Occupational Therapy or OT is not just for adults and their jobs, a pediatric patient’s “job” of playing and learning are just as important to the child. An OT can evaluate a child’s skills for play activities, school performance and activities of daily living.

According to the American Occupational Therapy Association, in addition to dealing with an individual’s physical well being, OT practitioners address psychological, social and environmental factors that may hinder an individual’s functioning in different ways. This unique approach makes OT a vital part of health care for many children.

Our OT practice uses play activities to develop the following:

  • Fine and gross motor skills
  • Posture muscle tone and balance
  • Body movement, awareness and scheme
  • Handwriting and hand-eye coordination
  • Visual perceptual skills
  • Oral-motor skills
  • Sensory integration and praxis
  • Attention and arousal
  • Learning and school performance
  • Activities of daily living (feeding, toileting, dressing, grooming, mobility)
  • Social skills

Physical therapy addresses a patient’s problems resulting from injury, disease or congenital conditions, with a primary emphasis on movement. Our PT practice addresses improvement of the following:

  • Range of motion
  • Gross motor skills
  • Balance and strength
  • Coordination
  • Functional mobility and gait (walking)

Speech therapy addresses a patient’s ability to communicate. Our Speech Therapy practice addresses improvement of the following:

  • Expressive and receptive language disorders
  • Stuttering, voice problems, speech delay and other communication disorders
  • Cognitive skills (problem solving and reasoning)
  • Social skills (topic initiation and maintenance)
  • Feeding, swallowing and oral motor skills
  • Augmentative communication devices

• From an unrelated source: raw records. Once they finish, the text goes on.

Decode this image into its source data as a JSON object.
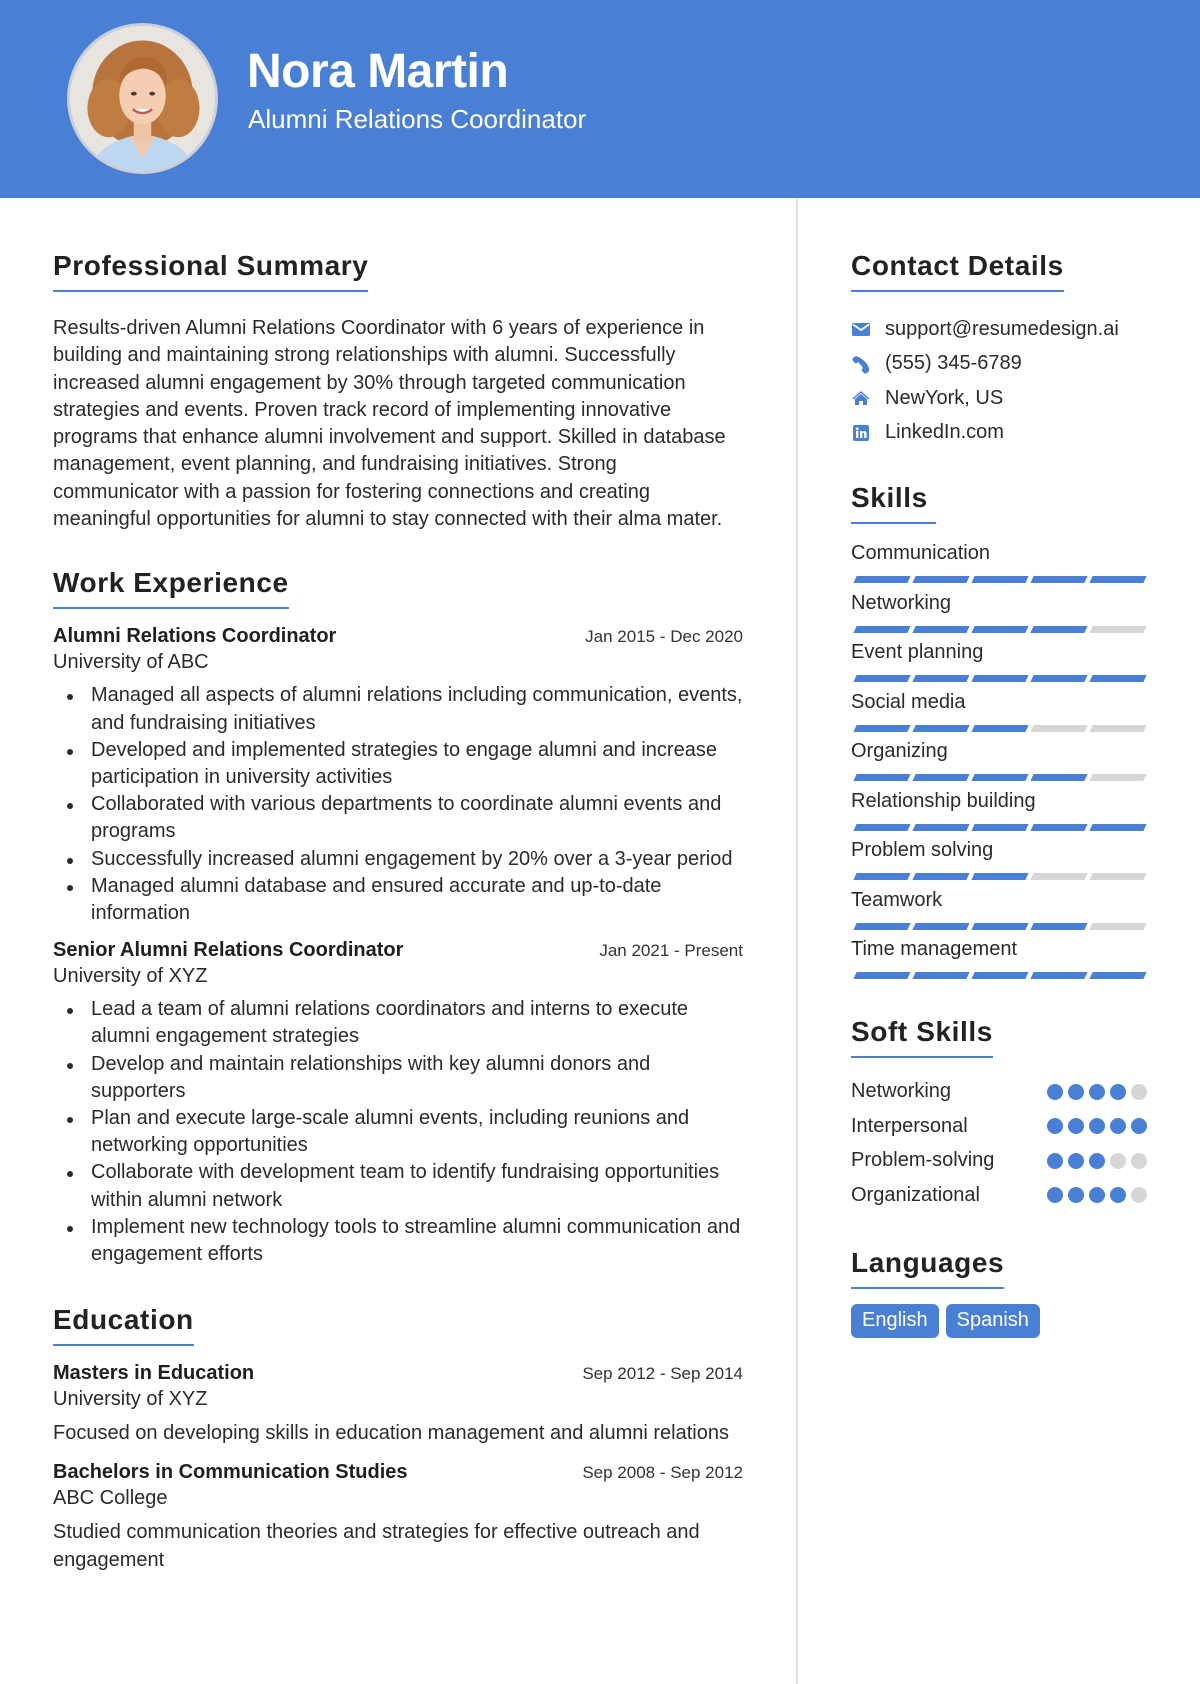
{
  "header": {
    "name": "Nora Martin",
    "role": "Alumni Relations Coordinator",
    "avatar_alt": "profile photo",
    "accent_color": "#4a7fd6"
  },
  "summary": {
    "title": "Professional Summary",
    "text": "Results-driven Alumni Relations Coordinator with 6 years of experience in building and maintaining strong relationships with alumni. Successfully increased alumni engagement by 30% through targeted communication strategies and events. Proven track record of implementing innovative programs that enhance alumni involvement and support. Skilled in database management, event planning, and fundraising initiatives. Strong communicator with a passion for fostering connections and creating meaningful opportunities for alumni to stay connected with their alma mater."
  },
  "experience": {
    "title": "Work Experience",
    "jobs": [
      {
        "title": "Alumni Relations Coordinator",
        "dates": "Jan 2015 - Dec 2020",
        "org": "University of ABC",
        "bullets": [
          "Managed all aspects of alumni relations including communication, events, and fundraising initiatives",
          "Developed and implemented strategies to engage alumni and increase participation in university activities",
          "Collaborated with various departments to coordinate alumni events and programs",
          "Successfully increased alumni engagement by 20% over a 3-year period",
          "Managed alumni database and ensured accurate and up-to-date information"
        ]
      },
      {
        "title": "Senior Alumni Relations Coordinator",
        "dates": "Jan 2021 - Present",
        "org": "University of XYZ",
        "bullets": [
          "Lead a team of alumni relations coordinators and interns to execute alumni engagement strategies",
          "Develop and maintain relationships with key alumni donors and supporters",
          "Plan and execute large-scale alumni events, including reunions and networking opportunities",
          "Collaborate with development team to identify fundraising opportunities within alumni network",
          "Implement new technology tools to streamline alumni communication and engagement efforts"
        ]
      }
    ]
  },
  "education": {
    "title": "Education",
    "items": [
      {
        "degree": "Masters in Education",
        "dates": "Sep 2012 - Sep 2014",
        "school": "University of XYZ",
        "desc": "Focused on developing skills in education management and alumni relations"
      },
      {
        "degree": "Bachelors in Communication Studies",
        "dates": "Sep 2008 - Sep 2012",
        "school": "ABC College",
        "desc": "Studied communication theories and strategies for effective outreach and engagement"
      }
    ]
  },
  "contact": {
    "title": "Contact Details",
    "items": [
      {
        "icon": "envelope-icon",
        "text": "support@resumedesign.ai"
      },
      {
        "icon": "phone-icon",
        "text": "(555) 345-6789"
      },
      {
        "icon": "home-icon",
        "text": "NewYork, US"
      },
      {
        "icon": "linkedin-icon",
        "text": "LinkedIn.com"
      }
    ]
  },
  "skills": {
    "title": "Skills",
    "max": 5,
    "items": [
      {
        "name": "Communication",
        "level": 5
      },
      {
        "name": "Networking",
        "level": 4
      },
      {
        "name": "Event planning",
        "level": 5
      },
      {
        "name": "Social media",
        "level": 3
      },
      {
        "name": "Organizing",
        "level": 4
      },
      {
        "name": "Relationship building",
        "level": 5
      },
      {
        "name": "Problem solving",
        "level": 3
      },
      {
        "name": "Teamwork",
        "level": 4
      },
      {
        "name": "Time management",
        "level": 5
      }
    ]
  },
  "soft_skills": {
    "title": "Soft Skills",
    "max": 5,
    "items": [
      {
        "name": "Networking",
        "level": 4
      },
      {
        "name": "Interpersonal",
        "level": 5
      },
      {
        "name": "Problem-solving",
        "level": 3
      },
      {
        "name": "Organizational",
        "level": 4
      }
    ]
  },
  "languages": {
    "title": "Languages",
    "items": [
      "English",
      "Spanish"
    ]
  }
}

Sensory Integration (SI) dysfunction refers to the body’s inability to properly take in and use sensory information. A child with an SI dysfunction has difficulty organizing sensory information to carry out everyday tasks, such as dressing, eating, or even playing. Some activities and social situations may be difficult for the children with SI dysfunction. For instance, they may dislike finger painting because they don’t like to get their hands wet or sticky. The child with SI dysfunction may get overwhelmed in large crowds due to the noise level and the number of people around. SI dysfunction can appear in any combination of the following senses: hearing, taste, smell, sight, touch or movement. At some point in our lives, most of us have difficulty processing sensory information; however, when it interferes with our ability to function in our daily lives, it can become a problem.

  • Improved gross motor skills
  • Improved fine motor skills
  • Improved ability to remain organized in a sensory rich environment
  • Improved ability to tolerate different tactile and auditory input
  • Improved ability to attend to tasks
  • Improved ability to follow directions

Feeding Therapy addresses a child’s inability to eat or a child’s adverse reaction to eating with the goal to improve overall nutrition.  Our therapists work with children who can’t eat, won’t eat, or are picky eaters.  Feeding therapy helps infants and children with a wide array of feeding difficulties.

  • Improve amount of food intake
  • Improve a child’s willingness to feed
  • Increase food selectivity by type and/or texture
  • Improve oral motor deficits
  • Lessen food or swallowing phobias

Interactive Metronome is an intensive computer based program used to improve a child’s processing abilities which affects attention, motor planning, sensory processing and sequencing.

  • Improve independence with self-care activities
  • Improve performance in sports and leisure activities
  • Improve attention related to daily function
  • Improve academic performance and ability to follow directions
  • Improves self-esteem and social skills
  • Improve behavior, aggression and impulsivity

Our handwriting clinics address a child’s ability to write by improvement of the following:

  • Pencil grasp
  • Drawing shapes/pictures
  • Correct letter/number formation
  • Letter size
  • Line orientation
  • Increasing hand strength
  • Cursive